It can be scary meeting new people, let alone somebody from a place you're unfamiliar with. It's important to expose yourself to a variety of cultures and lifestyles. This is how we learn about the world - books are helpful sources of knowledge, but engaging with others gives us the opportunity to hear their own unique experiences and how their home influenced them into becoming the person they are today.
This research guides as a brief introduction to some of the many countries represented by Cleveland State University's international student population.
The land we all currently stand on was displaced from the Haudenosonee and Anishinaabek peoples, who occupied spaces throughout the Great Lakes Region. The Anishinaabek are also known as the Three Fires Council which is comprised of the Potawatomi, Ojibwe and Ottawa. By the end of the 18th century, most tribal villages in Ohio were displaced by white settlements, ultimately ushering in the treaty era. The Treaty of Greenville is recognized as one of the seminal treaties in Ohio leading to the displacement of Indigenous peoples. Ultimately, Indigenous landholdings were reduced and most Native people in Ohio were forcibly removed to pave the way for the colonization of Ohio. Some of these removed tribes are actively working toward land reclamation in Ohio and retaining their culture despite many attempts to eradicate it, including outright genocide to boarding schools to being forced onto reservations. Today, thousands of Indigenous peoples from tribes across the country, and beyond man-made borders throughout the Americas, call Northeast Ohio home and thrive as integral parts of their respective communities. Let us recognize this land we are on in acknowledgment of the Indigenous people who first called present-day Ohio home.

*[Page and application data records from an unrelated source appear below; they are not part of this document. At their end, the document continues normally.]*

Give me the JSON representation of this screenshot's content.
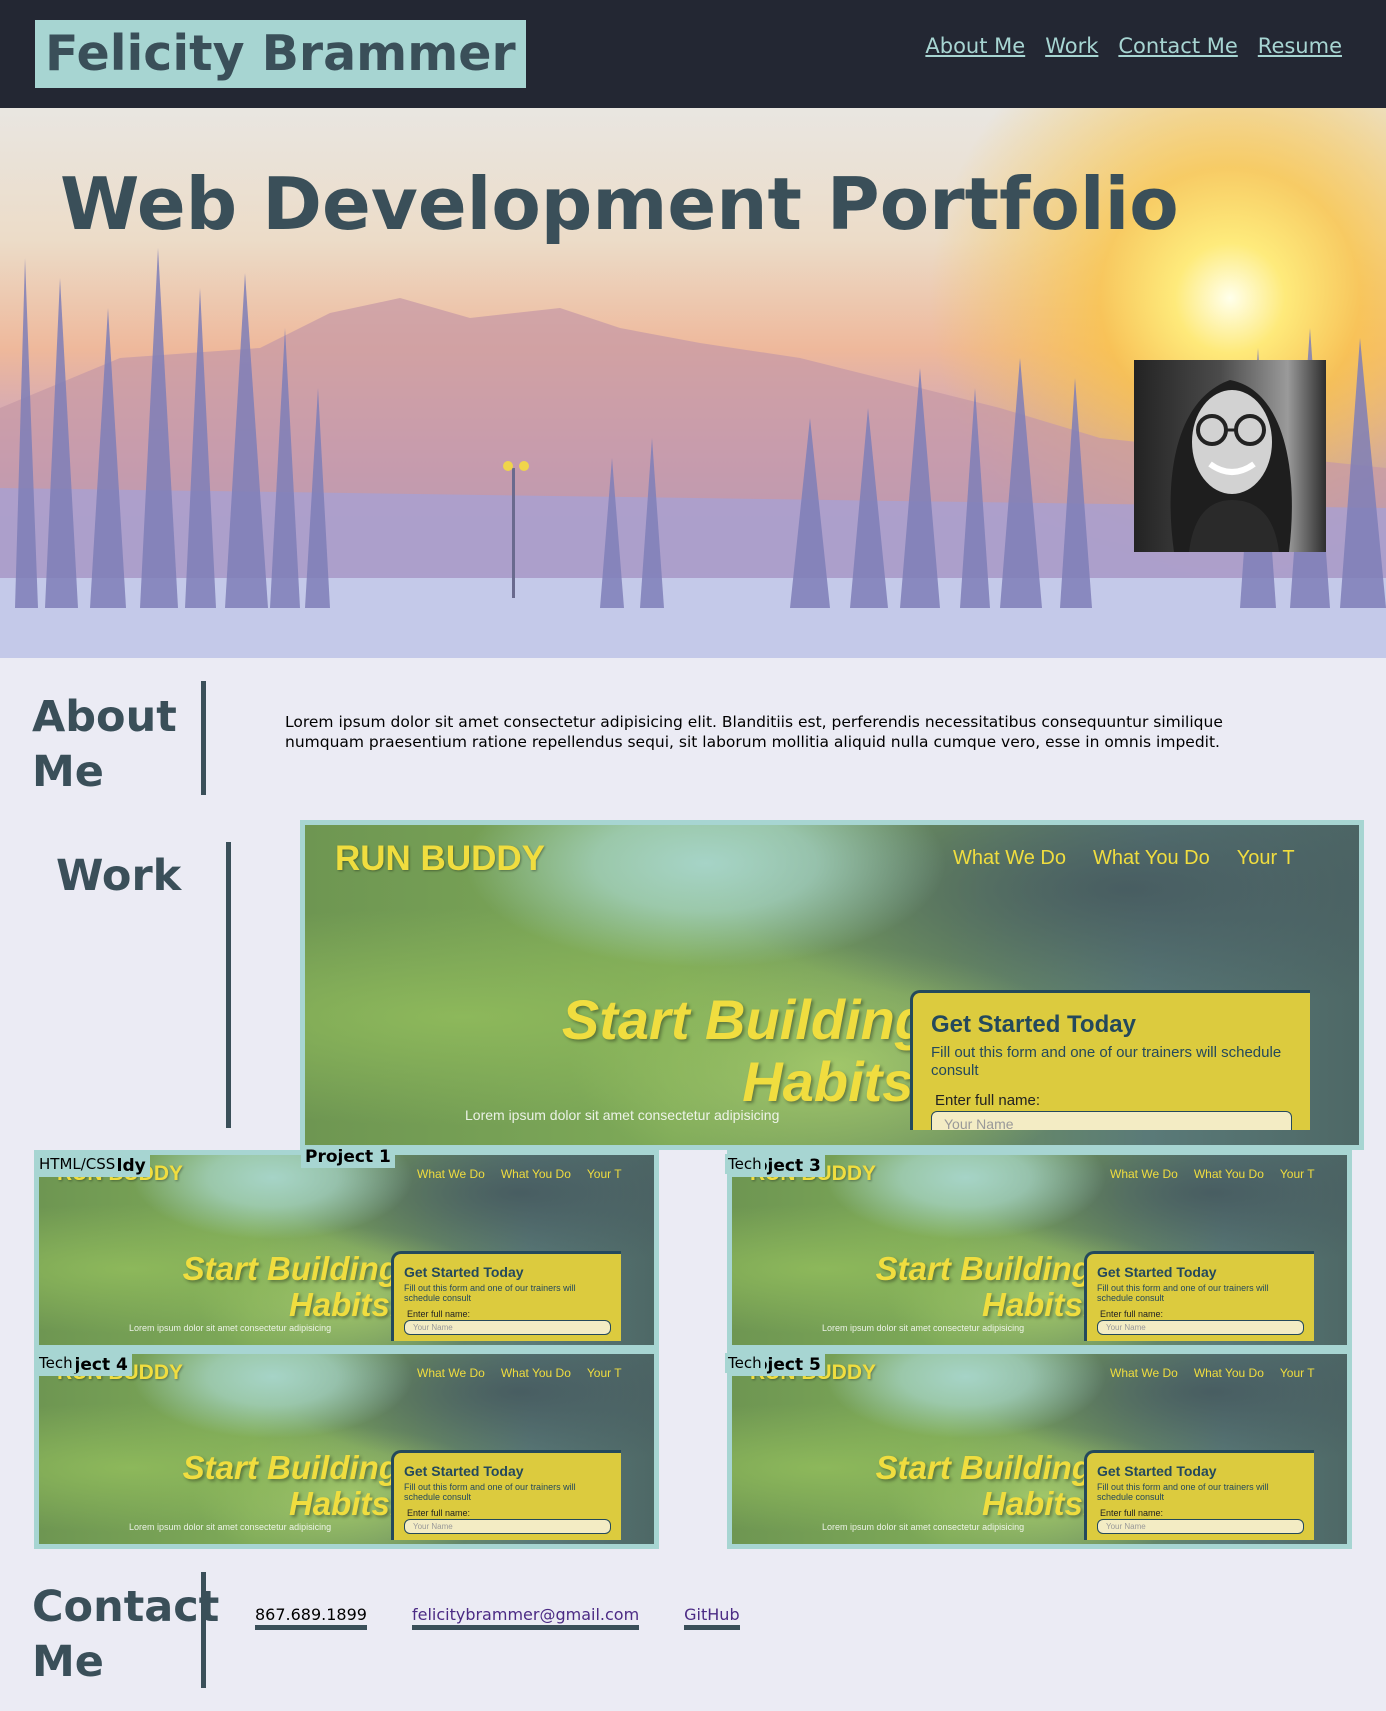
{
  "header": {
    "brand": "Felicity Brammer",
    "nav": [
      "About Me",
      "Work",
      "Contact Me",
      "Resume"
    ]
  },
  "hero": {
    "title": "Web Development Portfolio"
  },
  "about": {
    "heading": "About Me",
    "text": "Lorem ipsum dolor sit amet consectetur adipisicing elit. Blanditiis est, perferendis necessitatibus consequuntur similique numquam praesentium ratione repellendus sequi, sit laborum mollitia aliquid nulla cumque vero, esse in omnis impedit."
  },
  "work": {
    "heading": "Work",
    "screenshot": {
      "brand": "RUN BUDDY",
      "nav": [
        "What We Do",
        "What You Do",
        "Your T"
      ],
      "headline_line1": "Start Building",
      "headline_line2": "Habits.",
      "lorem": "Lorem ipsum dolor sit amet consectetur adipisicing",
      "form_title": "Get Started Today",
      "form_desc": "Fill out this form and one of our trainers will schedule consult",
      "form_label": "Enter full name:",
      "form_placeholder": "Your Name"
    },
    "projects": [
      {
        "name": "Project 1",
        "tech": ""
      },
      {
        "name": "Run Buddy",
        "tech": "HTML/CSS"
      },
      {
        "name": "Project 3",
        "tech": "Tech"
      },
      {
        "name": "Project 4",
        "tech": "Tech"
      },
      {
        "name": "Project 5",
        "tech": "Tech"
      }
    ]
  },
  "contact": {
    "heading": "Contact Me",
    "phone": "867.689.1899",
    "email": "felicitybrammer@gmail.com",
    "github": "GitHub"
  },
  "colors": {
    "header_bg": "#232733",
    "accent": "#a7d5d2",
    "heading_text": "#3a4f59",
    "page_bg": "#ebebf4",
    "runbuddy_yellow": "#f0dd3f"
  }
}
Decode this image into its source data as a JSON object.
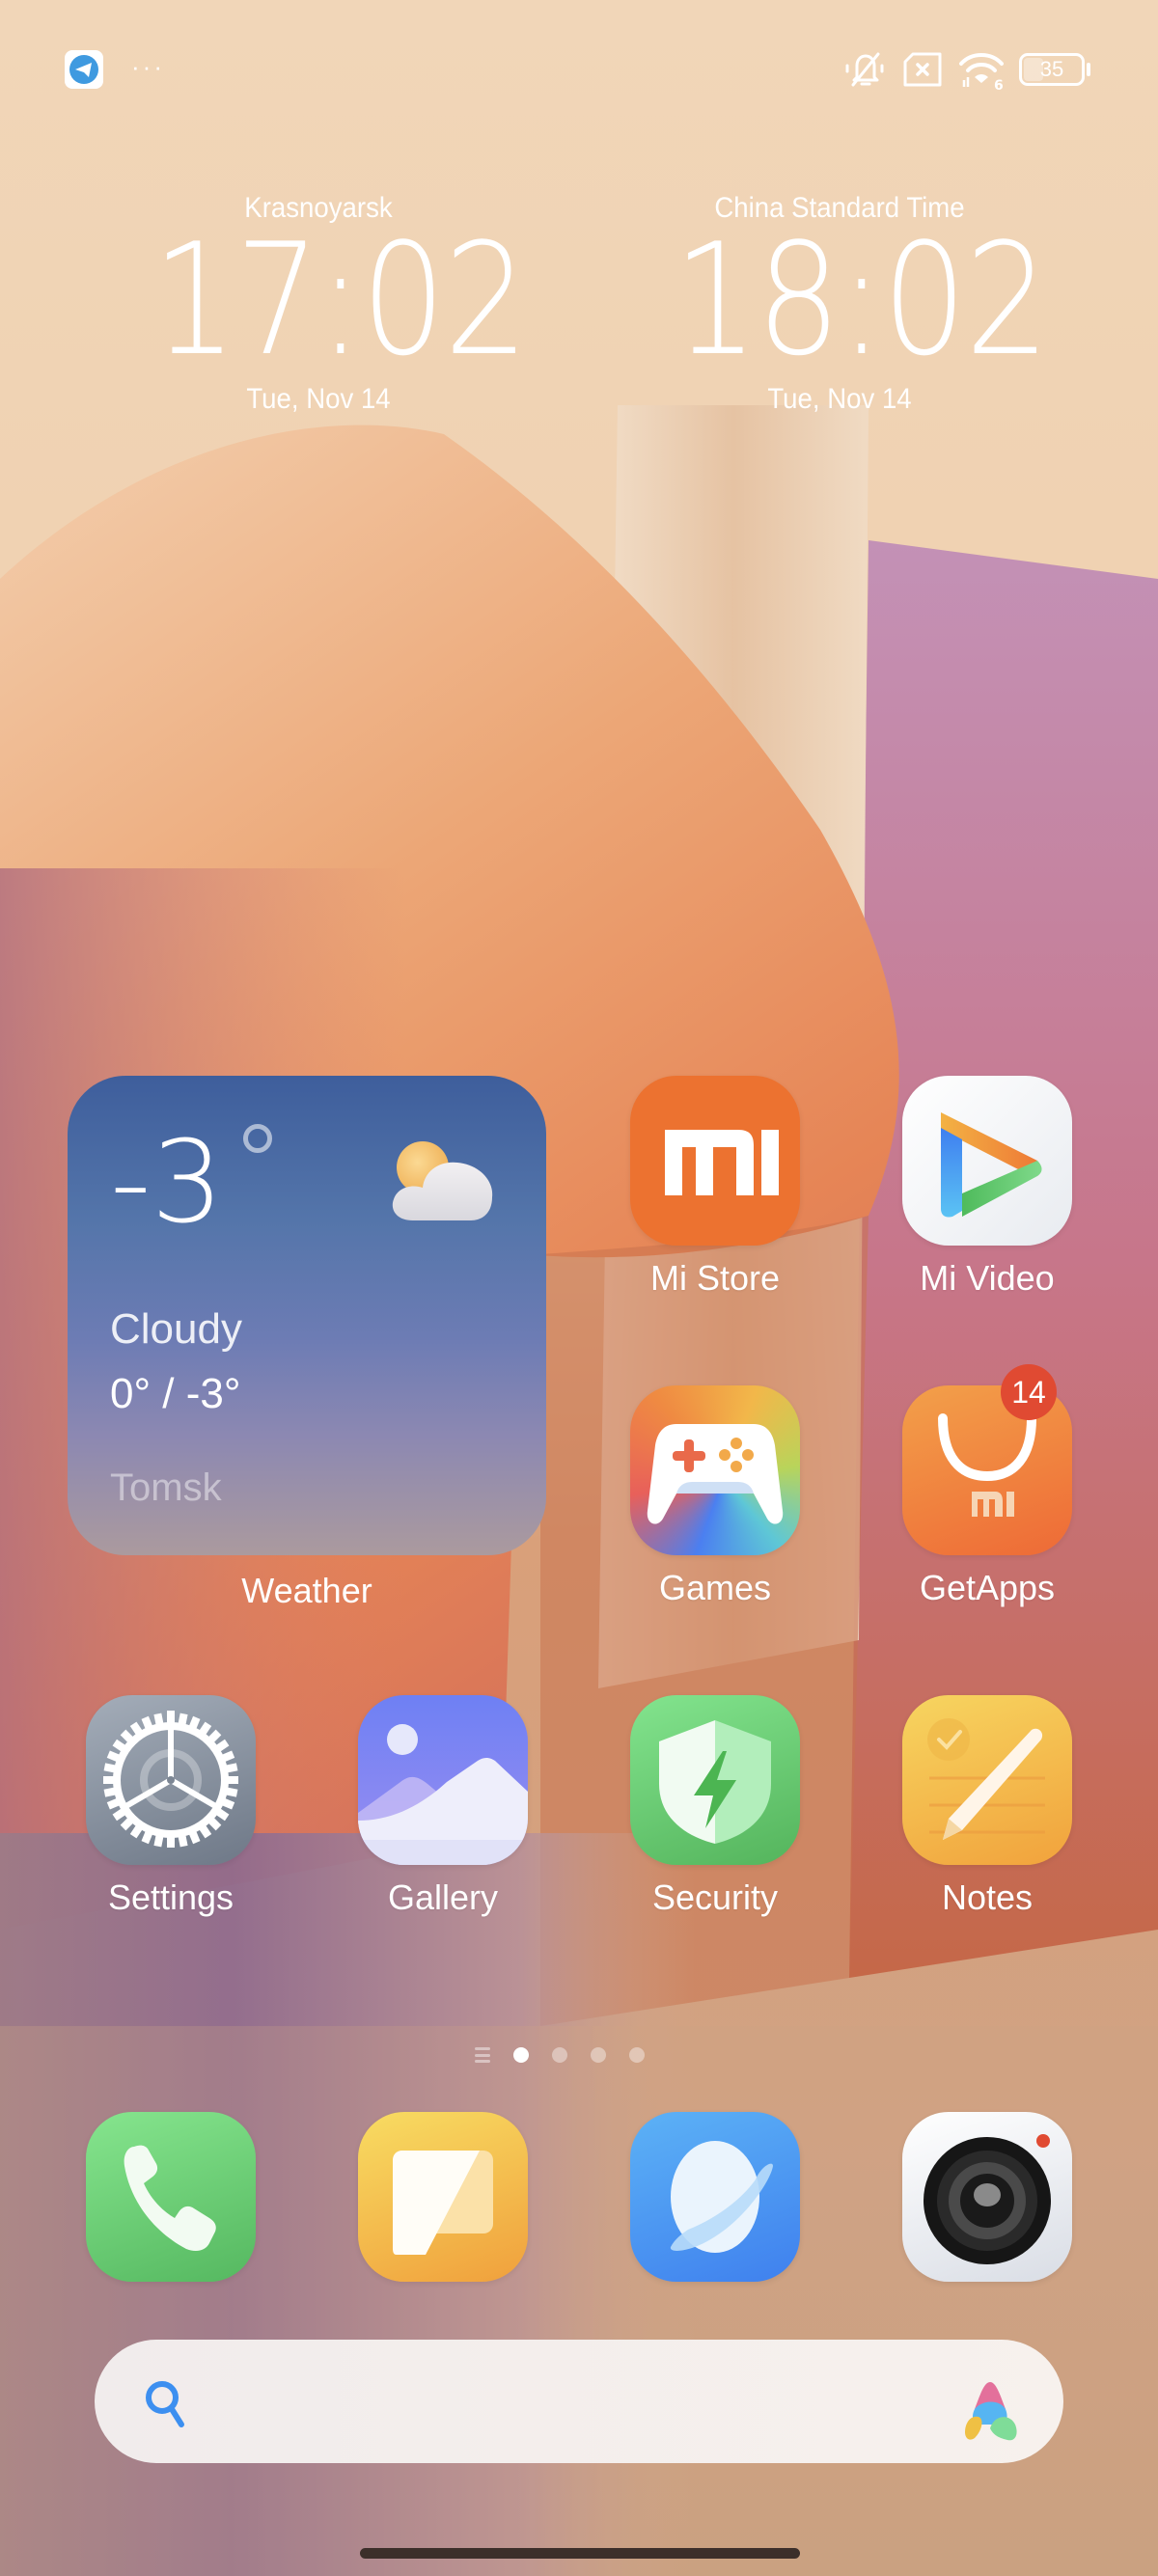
{
  "status_bar": {
    "notification_icons": [
      "telegram-icon",
      "more-notifications-icon"
    ],
    "more_indicator": "···",
    "system_icons": [
      "silent-mode-icon",
      "no-sim-icon",
      "wifi-6-icon",
      "battery-icon"
    ],
    "wifi_generation": "6",
    "battery_level": "35",
    "battery_fraction": 0.35
  },
  "clocks": [
    {
      "city": "Krasnoyarsk",
      "time": "17:02",
      "date": "Tue, Nov 14"
    },
    {
      "city": "China Standard Time",
      "time": "18:02",
      "date": "Tue, Nov 14"
    }
  ],
  "weather_widget": {
    "temperature": "-3",
    "condition": "Cloudy",
    "range": "0° / -3°",
    "location": "Tomsk",
    "icon": "partly-cloudy-icon",
    "label": "Weather"
  },
  "apps": [
    {
      "label": "Mi Store",
      "icon": "mi-store-icon"
    },
    {
      "label": "Mi Video",
      "icon": "mi-video-icon"
    },
    {
      "label": "Games",
      "icon": "games-icon"
    },
    {
      "label": "GetApps",
      "icon": "getapps-icon",
      "badge": "14"
    },
    {
      "label": "Settings",
      "icon": "settings-icon"
    },
    {
      "label": "Gallery",
      "icon": "gallery-icon"
    },
    {
      "label": "Security",
      "icon": "security-icon"
    },
    {
      "label": "Notes",
      "icon": "notes-icon"
    }
  ],
  "page_indicator": {
    "pages": 4,
    "active": 1
  },
  "dock": [
    {
      "name": "Phone",
      "icon": "phone-icon"
    },
    {
      "name": "Messaging",
      "icon": "messaging-icon"
    },
    {
      "name": "Browser",
      "icon": "browser-icon"
    },
    {
      "name": "Camera",
      "icon": "camera-icon"
    }
  ],
  "search_bar": {
    "placeholder": ""
  },
  "colors": {
    "badge": "#e04a32",
    "search_icon": "#3d8ff0",
    "mi_orange": "#ec7230"
  }
}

(Statement prepared by Nancy Kelsey, Cleveland-based columnist and activist.)